(Beginning of EXCERPTED DATA)
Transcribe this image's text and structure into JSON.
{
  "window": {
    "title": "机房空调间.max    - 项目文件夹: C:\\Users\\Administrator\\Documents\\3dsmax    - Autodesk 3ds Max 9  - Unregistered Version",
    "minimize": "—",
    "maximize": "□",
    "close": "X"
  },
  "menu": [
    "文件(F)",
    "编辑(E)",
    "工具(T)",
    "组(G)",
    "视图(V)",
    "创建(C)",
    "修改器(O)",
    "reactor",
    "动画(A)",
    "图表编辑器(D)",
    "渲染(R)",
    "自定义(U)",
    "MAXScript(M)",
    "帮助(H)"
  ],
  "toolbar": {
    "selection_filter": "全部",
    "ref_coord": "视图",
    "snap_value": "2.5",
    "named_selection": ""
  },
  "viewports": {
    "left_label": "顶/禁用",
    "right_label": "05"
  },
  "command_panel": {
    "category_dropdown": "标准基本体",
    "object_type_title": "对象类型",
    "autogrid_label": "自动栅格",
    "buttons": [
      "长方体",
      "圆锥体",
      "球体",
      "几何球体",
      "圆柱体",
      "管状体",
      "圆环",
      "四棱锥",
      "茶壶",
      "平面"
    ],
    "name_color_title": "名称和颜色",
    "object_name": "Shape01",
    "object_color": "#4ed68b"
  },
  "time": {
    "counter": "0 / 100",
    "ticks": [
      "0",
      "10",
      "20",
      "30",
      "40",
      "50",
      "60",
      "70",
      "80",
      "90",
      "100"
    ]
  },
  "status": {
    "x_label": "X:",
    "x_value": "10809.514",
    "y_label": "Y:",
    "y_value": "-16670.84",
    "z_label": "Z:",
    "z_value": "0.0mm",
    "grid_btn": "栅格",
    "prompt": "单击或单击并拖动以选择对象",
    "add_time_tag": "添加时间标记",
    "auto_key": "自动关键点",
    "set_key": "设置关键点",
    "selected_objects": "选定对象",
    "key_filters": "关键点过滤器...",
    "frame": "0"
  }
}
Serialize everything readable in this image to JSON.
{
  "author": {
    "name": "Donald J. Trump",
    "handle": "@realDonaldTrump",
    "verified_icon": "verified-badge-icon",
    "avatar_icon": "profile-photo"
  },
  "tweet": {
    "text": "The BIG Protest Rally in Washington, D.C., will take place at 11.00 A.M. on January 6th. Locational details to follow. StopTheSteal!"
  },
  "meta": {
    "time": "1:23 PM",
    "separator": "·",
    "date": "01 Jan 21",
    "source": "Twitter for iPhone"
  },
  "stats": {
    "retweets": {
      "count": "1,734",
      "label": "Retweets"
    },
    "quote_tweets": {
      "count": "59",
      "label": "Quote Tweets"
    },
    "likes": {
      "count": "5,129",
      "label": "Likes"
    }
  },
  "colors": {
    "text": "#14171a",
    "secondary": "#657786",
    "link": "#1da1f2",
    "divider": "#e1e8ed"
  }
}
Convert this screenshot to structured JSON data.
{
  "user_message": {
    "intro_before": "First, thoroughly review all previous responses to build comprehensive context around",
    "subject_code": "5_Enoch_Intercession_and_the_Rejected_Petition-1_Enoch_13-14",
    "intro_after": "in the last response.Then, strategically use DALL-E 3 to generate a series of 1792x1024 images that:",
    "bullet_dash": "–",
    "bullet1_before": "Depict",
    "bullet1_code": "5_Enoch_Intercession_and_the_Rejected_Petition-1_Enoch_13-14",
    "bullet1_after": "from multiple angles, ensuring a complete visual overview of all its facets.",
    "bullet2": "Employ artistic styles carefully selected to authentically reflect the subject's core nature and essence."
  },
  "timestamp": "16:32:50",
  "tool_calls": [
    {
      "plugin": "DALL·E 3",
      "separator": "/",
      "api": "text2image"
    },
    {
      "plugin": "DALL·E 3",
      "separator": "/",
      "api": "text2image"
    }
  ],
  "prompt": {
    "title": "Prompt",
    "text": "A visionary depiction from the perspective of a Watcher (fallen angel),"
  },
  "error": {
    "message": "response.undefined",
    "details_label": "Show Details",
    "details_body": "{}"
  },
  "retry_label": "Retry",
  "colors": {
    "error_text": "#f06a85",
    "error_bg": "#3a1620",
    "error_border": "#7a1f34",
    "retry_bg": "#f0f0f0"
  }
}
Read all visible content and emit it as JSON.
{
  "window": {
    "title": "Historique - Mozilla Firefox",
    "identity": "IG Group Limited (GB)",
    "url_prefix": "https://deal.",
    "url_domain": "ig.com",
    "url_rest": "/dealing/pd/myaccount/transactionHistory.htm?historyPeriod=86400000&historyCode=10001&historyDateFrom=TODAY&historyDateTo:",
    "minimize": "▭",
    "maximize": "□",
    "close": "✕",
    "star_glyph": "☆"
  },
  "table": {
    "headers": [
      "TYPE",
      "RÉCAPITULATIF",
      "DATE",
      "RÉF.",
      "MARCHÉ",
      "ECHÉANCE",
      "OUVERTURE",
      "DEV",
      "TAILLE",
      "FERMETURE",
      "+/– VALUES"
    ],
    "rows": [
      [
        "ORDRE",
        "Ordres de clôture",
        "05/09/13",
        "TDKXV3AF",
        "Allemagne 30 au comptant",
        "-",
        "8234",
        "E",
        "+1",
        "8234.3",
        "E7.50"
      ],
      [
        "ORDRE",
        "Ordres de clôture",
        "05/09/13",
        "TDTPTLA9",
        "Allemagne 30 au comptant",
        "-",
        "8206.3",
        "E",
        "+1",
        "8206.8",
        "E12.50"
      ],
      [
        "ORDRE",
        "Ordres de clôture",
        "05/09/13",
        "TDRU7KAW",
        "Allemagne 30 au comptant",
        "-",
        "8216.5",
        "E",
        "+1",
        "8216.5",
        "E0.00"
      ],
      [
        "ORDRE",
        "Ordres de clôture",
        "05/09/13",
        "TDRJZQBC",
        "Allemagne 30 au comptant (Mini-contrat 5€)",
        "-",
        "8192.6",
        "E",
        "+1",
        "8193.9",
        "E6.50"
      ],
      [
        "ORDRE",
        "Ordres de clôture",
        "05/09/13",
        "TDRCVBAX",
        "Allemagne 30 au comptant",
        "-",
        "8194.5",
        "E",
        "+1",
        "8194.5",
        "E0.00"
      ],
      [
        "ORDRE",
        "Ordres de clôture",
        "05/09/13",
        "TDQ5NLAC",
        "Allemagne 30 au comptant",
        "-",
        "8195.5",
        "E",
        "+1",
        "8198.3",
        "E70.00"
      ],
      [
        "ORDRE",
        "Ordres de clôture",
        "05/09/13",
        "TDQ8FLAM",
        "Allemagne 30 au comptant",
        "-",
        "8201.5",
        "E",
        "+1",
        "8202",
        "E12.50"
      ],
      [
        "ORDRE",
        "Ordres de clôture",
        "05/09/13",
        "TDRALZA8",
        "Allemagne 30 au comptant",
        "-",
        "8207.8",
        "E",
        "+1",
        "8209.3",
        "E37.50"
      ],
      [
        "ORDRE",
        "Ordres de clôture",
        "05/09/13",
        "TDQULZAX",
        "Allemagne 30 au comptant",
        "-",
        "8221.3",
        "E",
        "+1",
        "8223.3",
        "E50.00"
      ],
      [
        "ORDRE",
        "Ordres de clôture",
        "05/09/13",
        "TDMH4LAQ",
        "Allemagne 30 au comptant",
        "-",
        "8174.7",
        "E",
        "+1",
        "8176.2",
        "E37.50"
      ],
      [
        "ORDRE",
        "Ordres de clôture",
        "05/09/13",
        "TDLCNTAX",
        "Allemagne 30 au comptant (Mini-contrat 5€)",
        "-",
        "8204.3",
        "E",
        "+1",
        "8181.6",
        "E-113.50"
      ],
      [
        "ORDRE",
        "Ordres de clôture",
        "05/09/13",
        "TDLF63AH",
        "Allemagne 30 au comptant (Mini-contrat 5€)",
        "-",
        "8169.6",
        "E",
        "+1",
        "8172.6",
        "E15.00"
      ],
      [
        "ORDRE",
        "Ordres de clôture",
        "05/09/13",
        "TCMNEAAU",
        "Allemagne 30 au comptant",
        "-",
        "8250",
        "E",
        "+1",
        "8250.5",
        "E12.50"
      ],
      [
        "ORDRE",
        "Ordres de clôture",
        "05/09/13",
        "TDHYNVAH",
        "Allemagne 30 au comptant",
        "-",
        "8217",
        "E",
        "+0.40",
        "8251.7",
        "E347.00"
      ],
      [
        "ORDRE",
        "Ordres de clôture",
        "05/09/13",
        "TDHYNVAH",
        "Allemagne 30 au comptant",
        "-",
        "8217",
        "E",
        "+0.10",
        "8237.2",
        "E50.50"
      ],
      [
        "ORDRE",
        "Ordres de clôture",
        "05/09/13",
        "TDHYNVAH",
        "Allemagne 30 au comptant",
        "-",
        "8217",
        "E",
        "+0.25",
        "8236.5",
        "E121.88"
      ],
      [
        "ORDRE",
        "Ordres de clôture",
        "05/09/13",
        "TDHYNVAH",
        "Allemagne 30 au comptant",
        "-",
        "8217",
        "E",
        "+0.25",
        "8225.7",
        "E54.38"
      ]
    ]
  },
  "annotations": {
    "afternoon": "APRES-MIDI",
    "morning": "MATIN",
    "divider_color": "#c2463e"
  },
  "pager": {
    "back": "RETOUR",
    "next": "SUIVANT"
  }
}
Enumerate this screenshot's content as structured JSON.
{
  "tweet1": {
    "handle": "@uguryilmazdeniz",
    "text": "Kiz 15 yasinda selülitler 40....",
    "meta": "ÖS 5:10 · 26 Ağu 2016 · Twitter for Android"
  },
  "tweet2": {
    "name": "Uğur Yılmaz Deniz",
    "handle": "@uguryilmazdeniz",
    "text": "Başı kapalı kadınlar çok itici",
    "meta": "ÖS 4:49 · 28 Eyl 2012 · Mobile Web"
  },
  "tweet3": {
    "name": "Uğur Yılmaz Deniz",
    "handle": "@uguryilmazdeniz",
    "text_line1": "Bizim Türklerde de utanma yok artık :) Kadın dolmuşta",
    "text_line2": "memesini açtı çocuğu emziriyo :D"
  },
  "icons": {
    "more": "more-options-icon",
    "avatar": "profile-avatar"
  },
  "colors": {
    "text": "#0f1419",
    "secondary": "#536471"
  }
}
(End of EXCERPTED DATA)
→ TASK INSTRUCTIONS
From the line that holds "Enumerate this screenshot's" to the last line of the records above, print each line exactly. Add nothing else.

→ ANSWER TO THIS TASK
Enumerate this screenshot's content as structured JSON.
{
  "tweet1": {
    "handle": "@uguryilmazdeniz",
    "text": "Kiz 15 yasinda selülitler 40....",
    "meta": "ÖS 5:10 · 26 Ağu 2016 · Twitter for Android"
  },
  "tweet2": {
    "name": "Uğur Yılmaz Deniz",
    "handle": "@uguryilmazdeniz",
    "text": "Başı kapalı kadınlar çok itici",
    "meta": "ÖS 4:49 · 28 Eyl 2012 · Mobile Web"
  },
  "tweet3": {
    "name": "Uğur Yılmaz Deniz",
    "handle": "@uguryilmazdeniz",
    "text_line1": "Bizim Türklerde de utanma yok artık :) Kadın dolmuşta",
    "text_line2": "memesini açtı çocuğu emziriyo :D"
  },
  "icons": {
    "more": "more-options-icon",
    "avatar": "profile-avatar"
  },
  "colors": {
    "text": "#0f1419",
    "secondary": "#536471"
  }
}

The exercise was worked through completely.